Caboose #2838 had a bit of a rough life during her year’s on the Ann Arbor. Sometime in the 1970’s, the car suffered an extensive interior fire after rolling down an embankment during a derailment near Farwell, Michigan. The interior of the car was completely redone, hence its very different appearance from the #2839. #2838 was auctioned off by the State of Michigan in 1985 as part of the proceedings of the Ann Arbor Railway’s bankruptcy. The caboose was purchased the Bluewater Chapter, NRHS, who moved it to Pontiac and then Saginaw, Michigan, where it remained in storage. In 2007, the caboose was sold for $1 to the Steam Railroading Institute, who promptly wrote and received a grant from the Krauss Foundation of North Carolina, as well as donations from the Marsh and Wilson families for its restoration. Restoration was completed in October, 2008, in time for our Fall Color Trip to Cadillac, Michigan. Caboose #2838 has been restored to the “DT&I/ Compass” scheme, an appearance it had during the mid-1960’s.
Caboose #2839 was kept in railroad service after the Ann Arbor Railway’s bankruptcy, and was purchased by the reorganized Ann Arbor Railroad and used until the early 1990’s, in and around the Toledo, Ohio area.
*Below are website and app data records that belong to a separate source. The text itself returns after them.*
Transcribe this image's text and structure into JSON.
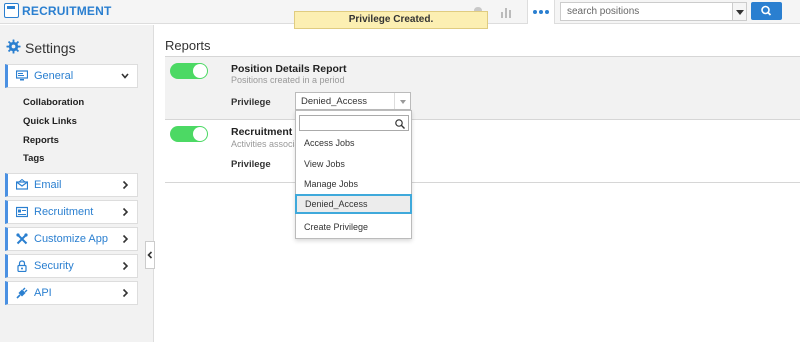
{
  "app": {
    "title": "RECRUITMENT"
  },
  "toast": {
    "message": "Privilege Created."
  },
  "search": {
    "placeholder": "search positions"
  },
  "sidebar": {
    "title": "Settings",
    "items": [
      {
        "label": "General",
        "icon": "monitor-icon"
      },
      {
        "label": "Email",
        "icon": "envelope-icon"
      },
      {
        "label": "Recruitment",
        "icon": "recruitment-icon"
      },
      {
        "label": "Customize App",
        "icon": "wrench-icon"
      },
      {
        "label": "Security",
        "icon": "lock-icon"
      },
      {
        "label": "API",
        "icon": "plug-icon"
      }
    ],
    "sub_items": [
      "Collaboration",
      "Quick Links",
      "Reports",
      "Tags"
    ]
  },
  "main": {
    "title": "Reports",
    "reports": [
      {
        "title": "Position Details Report",
        "subtitle": "Positions created in a period",
        "privilege_label": "Privilege",
        "privilege_value": "Denied_Access",
        "enabled": true
      },
      {
        "title": "Recruitment Ac",
        "subtitle": "Activities associat",
        "privilege_label": "Privilege",
        "enabled": true
      }
    ]
  },
  "dropdown": {
    "options": [
      "Access Jobs",
      "View Jobs",
      "Manage Jobs",
      "Denied_Access",
      "Create Privilege"
    ],
    "highlighted": "Denied_Access"
  },
  "colors": {
    "accent": "#2a7fd0",
    "toggle_on": "#4cd964",
    "toast_bg": "#fcefb2",
    "highlight_border": "#3fa9db"
  }
}
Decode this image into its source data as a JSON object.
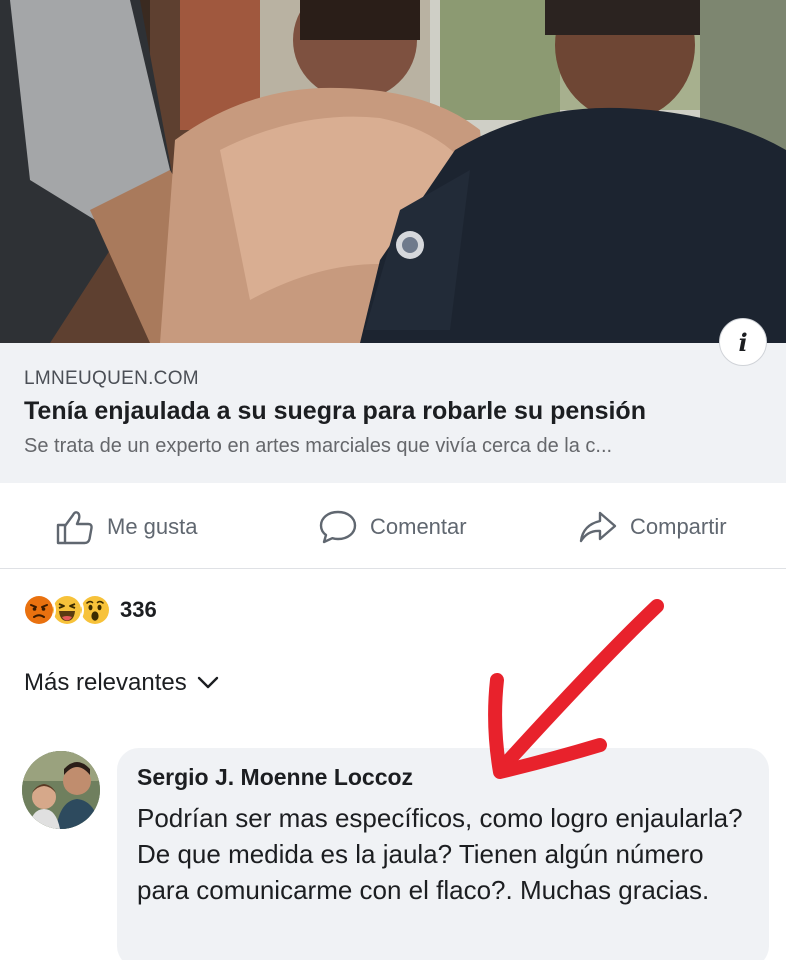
{
  "link_preview": {
    "domain": "LMNEUQUEN.COM",
    "title": "Tenía enjaulada a su suegra para robarle su pensión",
    "description": "Se trata de un experto en artes marciales que vivía cerca de la c..."
  },
  "actions": {
    "like_label": "Me gusta",
    "comment_label": "Comentar",
    "share_label": "Compartir"
  },
  "reactions": {
    "types": [
      "angry",
      "haha",
      "wow"
    ],
    "count": "336"
  },
  "sort": {
    "label": "Más relevantes"
  },
  "comment": {
    "author": "Sergio J. Moenne Loccoz",
    "text": "Podrían ser mas específicos, como logro enjaularla? De que medida es la jaula? Tienen algún número para comunicarme con el flaco?. Muchas gracias."
  },
  "icons": {
    "info": "info-icon",
    "like": "thumbs-up-icon",
    "comment": "speech-bubble-icon",
    "share": "share-arrow-icon",
    "sort": "chevron-down-icon"
  },
  "colors": {
    "preview_bg": "#f0f2f5",
    "action_text": "#606770",
    "annotation_arrow": "#e8222c"
  }
}
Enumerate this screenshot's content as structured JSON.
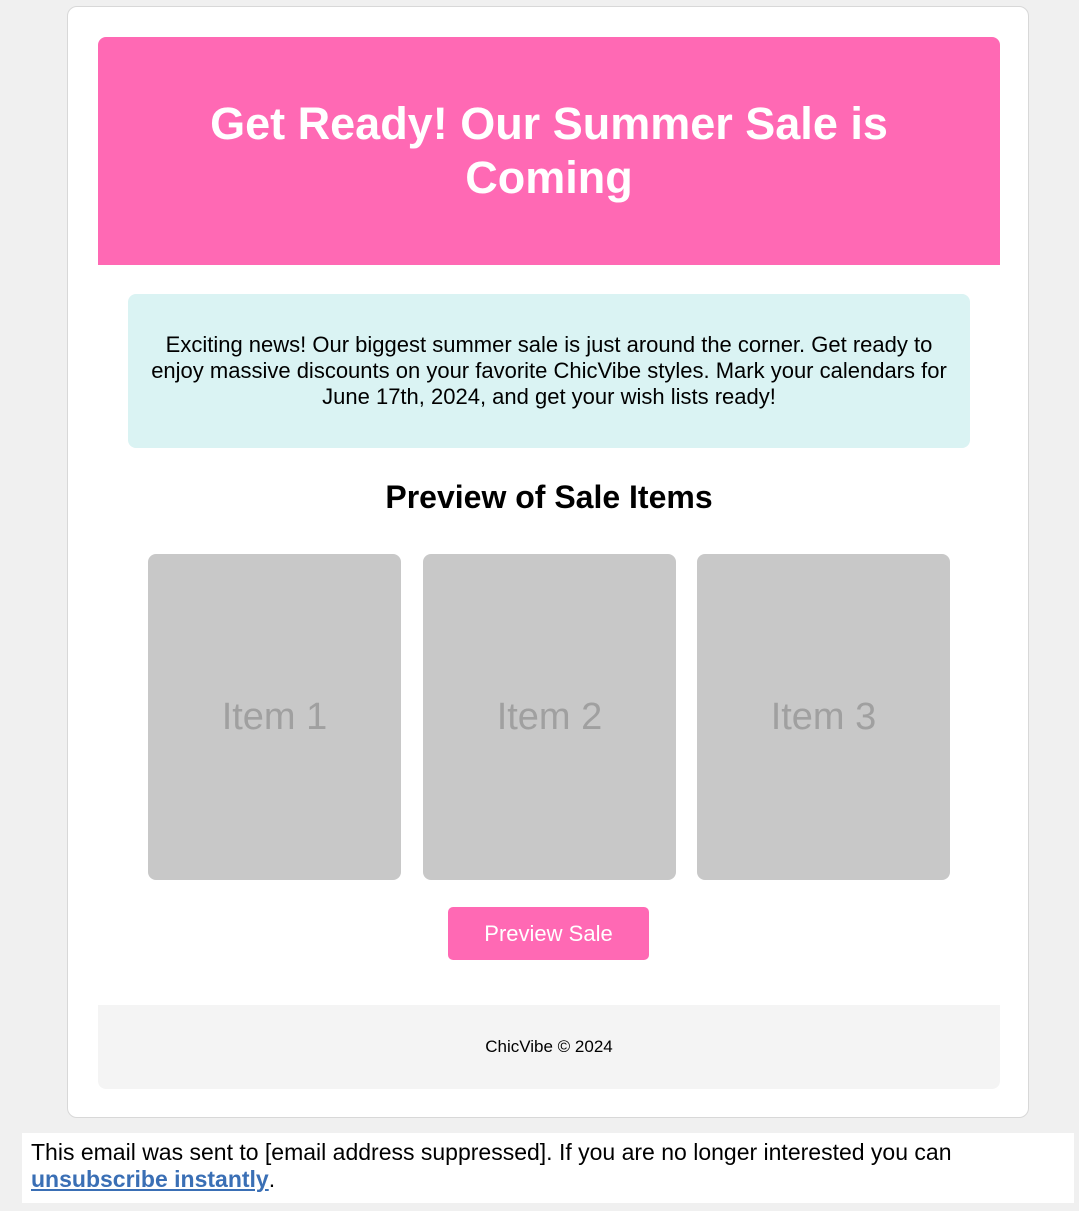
{
  "hero": {
    "title": "Get Ready! Our Summer Sale is Coming"
  },
  "intro": {
    "text": "Exciting news! Our biggest summer sale is just around the corner. Get ready to enjoy massive discounts on your favorite ChicVibe styles. Mark your calendars for June 17th, 2024, and get your wish lists ready!"
  },
  "preview": {
    "title": "Preview of Sale Items",
    "items": [
      {
        "label": "Item 1"
      },
      {
        "label": "Item 2"
      },
      {
        "label": "Item 3"
      }
    ],
    "cta_label": "Preview Sale"
  },
  "footer": {
    "text": "ChicVibe © 2024"
  },
  "unsubscribe": {
    "text_before": "This email was sent to [email address suppressed]. If you are no longer interested you can ",
    "link_label": "unsubscribe instantly",
    "text_after": "."
  },
  "colors": {
    "brand_pink": "#ff69b4",
    "intro_bg": "#daf3f3",
    "placeholder_gray": "#c8c8c8",
    "link_blue": "#3a6fb5"
  }
}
It was then purchased by SRI member Steve Zuiderveen, who had it moved to the Western Maryland Scenic to repair damages from a collision while still on the AA. The car came to the SRI in late December of 2004, and was restored by SRI volunteers over the course of 2004/05, and debuted in service on the 2005 Polar Express Train. In October 2008, Mr. Zuiderven donated the #2839 to the Steam Railroading Institute. Caboose #2839 has been restored to the “Wabash/ Flag” scheme, the appearance it had when delivered in 1952.
Built in 1983 by the Plasser American Corporation for the U.S. Army. These types of vehicles replaced hand pump-cars for track gangs as they performed inspections along the line.
The SRI visitor center is located in a renovated freight warehouse that was originally serviced by the Ann Arbor Railroad. Its construction date is unclear but a structure sat on its current foundation as early as the late 1880s. It is speculated that this structure burned down and the current one was built in the 1920s on the original foundation. The building was originally used as a creamery, then as a warehouse for storing sacks of grain. Bruckman’s Moving and Storage then leased the building from the railroad and used it for storage. In 2004, the building was purchased by the Steam Railroading Institute from the Tuscola & Saginaw Bay Railway Co. and was renovated for use as the museum’s visitor center. It contains exhibits, a model train layout, and the museum’s collection of archival materials and artifacts.
Owosso was traditionally a furniture and casket making city, known for its master woodworkers and the SRI visitor center is an example of this facet of city history. The building’s floor is incredibly solid, capable of handling heavy loads and the ceiling is of solid wood trusses with king post supports on the ceiling.
Built in 1919 with a 90-foot length, it was put in service on the Pere Marquette Railway at the New Buffalo yard. There, it serviced a 16-stall roundhouse and continued operations until 1984 when the Chessie System, the successor to the PM through a series of mergers, ceased operations at the New Buffalo site. Today, the relocated turntable functions much as it did during the steam era. SRI uses it to turn steam locomotives, provide service to the equipment barn (and will eventually service the proposed roundhouse), and for demonstrative purposes for visitors. Locomotive 1225 used this turntable during its service years on the PM, despite its short length. SRI, upon purchasing the New Buffalo Turntable, added an additional ten feet to the length of the bridge making it easier to accommodate 1225 and other large steam locomotives and pieces of rolling stock.